**Exercise:** Find the lines in the records that carry the word "label". Copy each one.

**Data for this exercise:**
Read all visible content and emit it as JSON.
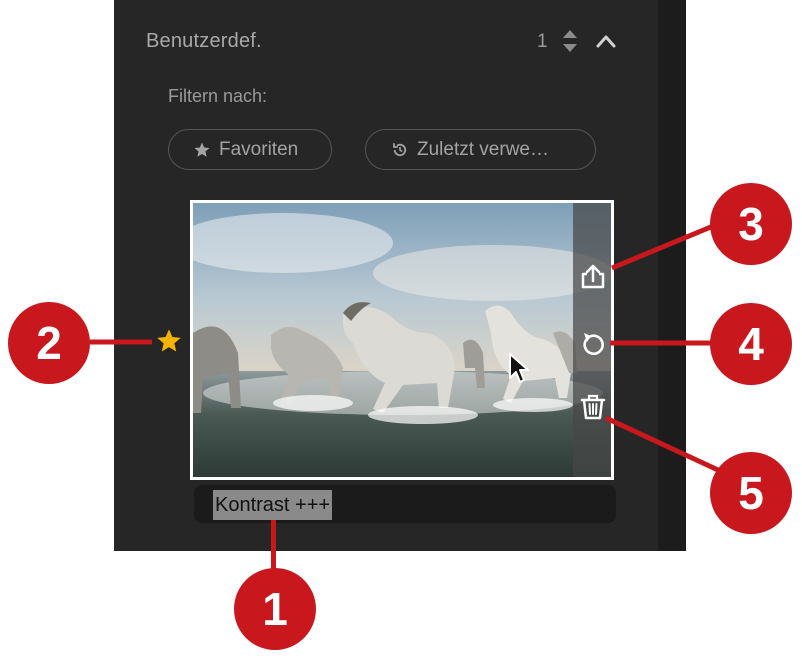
{
  "section": {
    "title": "Benutzerdef.",
    "count": "1",
    "stepper_icon": "updown-stepper-icon",
    "collapse_icon": "chevron-up-icon"
  },
  "filter": {
    "label": "Filtern nach:",
    "chips": [
      {
        "label": "Favoriten",
        "icon": "star-icon"
      },
      {
        "label": "Zuletzt verwe…",
        "icon": "recent-history-icon"
      }
    ]
  },
  "preset": {
    "name": "Kontrast +++",
    "favorite": true,
    "actions": [
      {
        "icon": "share-icon"
      },
      {
        "icon": "reset-icon"
      },
      {
        "icon": "trash-icon"
      }
    ]
  },
  "callouts": [
    "1",
    "2",
    "3",
    "4",
    "5"
  ],
  "colors": {
    "panel": "#262626",
    "callout": "#c8171d",
    "star": "#f4b400"
  }
}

**Result:**
    "label": "Filtern nach:",
        "label": "Favoriten",
        "label": "Zuletzt verwe…",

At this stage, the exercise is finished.